Give back the full set of entries that follows, exactly as written.

BEGIN

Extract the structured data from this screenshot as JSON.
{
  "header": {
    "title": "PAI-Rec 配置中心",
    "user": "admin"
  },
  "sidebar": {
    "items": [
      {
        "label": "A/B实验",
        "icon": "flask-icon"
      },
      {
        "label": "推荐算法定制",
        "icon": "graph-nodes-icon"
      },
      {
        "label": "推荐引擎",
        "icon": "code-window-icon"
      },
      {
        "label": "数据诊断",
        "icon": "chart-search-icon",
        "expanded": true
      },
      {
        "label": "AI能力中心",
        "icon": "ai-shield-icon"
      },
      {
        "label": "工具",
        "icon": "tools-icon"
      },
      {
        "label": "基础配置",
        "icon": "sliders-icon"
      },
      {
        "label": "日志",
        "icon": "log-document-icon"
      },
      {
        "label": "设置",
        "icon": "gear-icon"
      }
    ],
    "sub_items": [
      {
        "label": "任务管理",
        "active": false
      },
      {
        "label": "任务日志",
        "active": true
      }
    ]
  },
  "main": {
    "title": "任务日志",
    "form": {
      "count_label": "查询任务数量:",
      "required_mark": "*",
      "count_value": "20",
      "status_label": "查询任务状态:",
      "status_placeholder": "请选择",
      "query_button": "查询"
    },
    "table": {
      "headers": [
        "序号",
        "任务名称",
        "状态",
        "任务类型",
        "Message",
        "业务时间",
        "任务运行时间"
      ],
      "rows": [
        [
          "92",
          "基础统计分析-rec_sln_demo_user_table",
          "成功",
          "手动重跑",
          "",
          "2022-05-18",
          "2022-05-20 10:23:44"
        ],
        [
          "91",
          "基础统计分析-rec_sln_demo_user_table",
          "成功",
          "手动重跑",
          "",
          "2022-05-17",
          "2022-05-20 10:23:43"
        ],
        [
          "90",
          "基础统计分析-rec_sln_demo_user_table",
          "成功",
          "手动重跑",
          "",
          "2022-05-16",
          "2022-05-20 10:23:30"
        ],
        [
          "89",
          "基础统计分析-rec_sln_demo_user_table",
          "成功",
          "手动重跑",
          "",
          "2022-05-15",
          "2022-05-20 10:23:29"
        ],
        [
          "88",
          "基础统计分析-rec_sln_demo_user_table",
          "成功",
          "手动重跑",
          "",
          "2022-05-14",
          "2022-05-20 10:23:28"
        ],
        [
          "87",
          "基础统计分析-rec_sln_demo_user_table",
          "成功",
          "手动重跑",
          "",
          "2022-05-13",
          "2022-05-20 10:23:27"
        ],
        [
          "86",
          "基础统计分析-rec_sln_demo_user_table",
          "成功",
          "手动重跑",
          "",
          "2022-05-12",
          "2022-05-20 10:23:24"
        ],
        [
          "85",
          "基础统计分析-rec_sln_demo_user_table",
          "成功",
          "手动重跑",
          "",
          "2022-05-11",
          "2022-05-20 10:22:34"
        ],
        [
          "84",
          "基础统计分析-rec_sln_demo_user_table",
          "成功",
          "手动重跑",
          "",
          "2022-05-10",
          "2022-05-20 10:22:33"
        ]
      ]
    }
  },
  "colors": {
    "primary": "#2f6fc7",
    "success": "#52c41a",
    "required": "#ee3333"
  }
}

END

[Solution for this task]
Extract the structured data from this screenshot as JSON.
{
  "header": {
    "title": "PAI-Rec 配置中心",
    "user": "admin"
  },
  "sidebar": {
    "items": [
      {
        "label": "A/B实验",
        "icon": "flask-icon"
      },
      {
        "label": "推荐算法定制",
        "icon": "graph-nodes-icon"
      },
      {
        "label": "推荐引擎",
        "icon": "code-window-icon"
      },
      {
        "label": "数据诊断",
        "icon": "chart-search-icon",
        "expanded": true
      },
      {
        "label": "AI能力中心",
        "icon": "ai-shield-icon"
      },
      {
        "label": "工具",
        "icon": "tools-icon"
      },
      {
        "label": "基础配置",
        "icon": "sliders-icon"
      },
      {
        "label": "日志",
        "icon": "log-document-icon"
      },
      {
        "label": "设置",
        "icon": "gear-icon"
      }
    ],
    "sub_items": [
      {
        "label": "任务管理",
        "active": false
      },
      {
        "label": "任务日志",
        "active": true
      }
    ]
  },
  "main": {
    "title": "任务日志",
    "form": {
      "count_label": "查询任务数量:",
      "required_mark": "*",
      "count_value": "20",
      "status_label": "查询任务状态:",
      "status_placeholder": "请选择",
      "query_button": "查询"
    },
    "table": {
      "headers": [
        "序号",
        "任务名称",
        "状态",
        "任务类型",
        "Message",
        "业务时间",
        "任务运行时间"
      ],
      "rows": [
        [
          "92",
          "基础统计分析-rec_sln_demo_user_table",
          "成功",
          "手动重跑",
          "",
          "2022-05-18",
          "2022-05-20 10:23:44"
        ],
        [
          "91",
          "基础统计分析-rec_sln_demo_user_table",
          "成功",
          "手动重跑",
          "",
          "2022-05-17",
          "2022-05-20 10:23:43"
        ],
        [
          "90",
          "基础统计分析-rec_sln_demo_user_table",
          "成功",
          "手动重跑",
          "",
          "2022-05-16",
          "2022-05-20 10:23:30"
        ],
        [
          "89",
          "基础统计分析-rec_sln_demo_user_table",
          "成功",
          "手动重跑",
          "",
          "2022-05-15",
          "2022-05-20 10:23:29"
        ],
        [
          "88",
          "基础统计分析-rec_sln_demo_user_table",
          "成功",
          "手动重跑",
          "",
          "2022-05-14",
          "2022-05-20 10:23:28"
        ],
        [
          "87",
          "基础统计分析-rec_sln_demo_user_table",
          "成功",
          "手动重跑",
          "",
          "2022-05-13",
          "2022-05-20 10:23:27"
        ],
        [
          "86",
          "基础统计分析-rec_sln_demo_user_table",
          "成功",
          "手动重跑",
          "",
          "2022-05-12",
          "2022-05-20 10:23:24"
        ],
        [
          "85",
          "基础统计分析-rec_sln_demo_user_table",
          "成功",
          "手动重跑",
          "",
          "2022-05-11",
          "2022-05-20 10:22:34"
        ],
        [
          "84",
          "基础统计分析-rec_sln_demo_user_table",
          "成功",
          "手动重跑",
          "",
          "2022-05-10",
          "2022-05-20 10:22:33"
        ]
      ]
    }
  },
  "colors": {
    "primary": "#2f6fc7",
    "success": "#52c41a",
    "required": "#ee3333"
  }
}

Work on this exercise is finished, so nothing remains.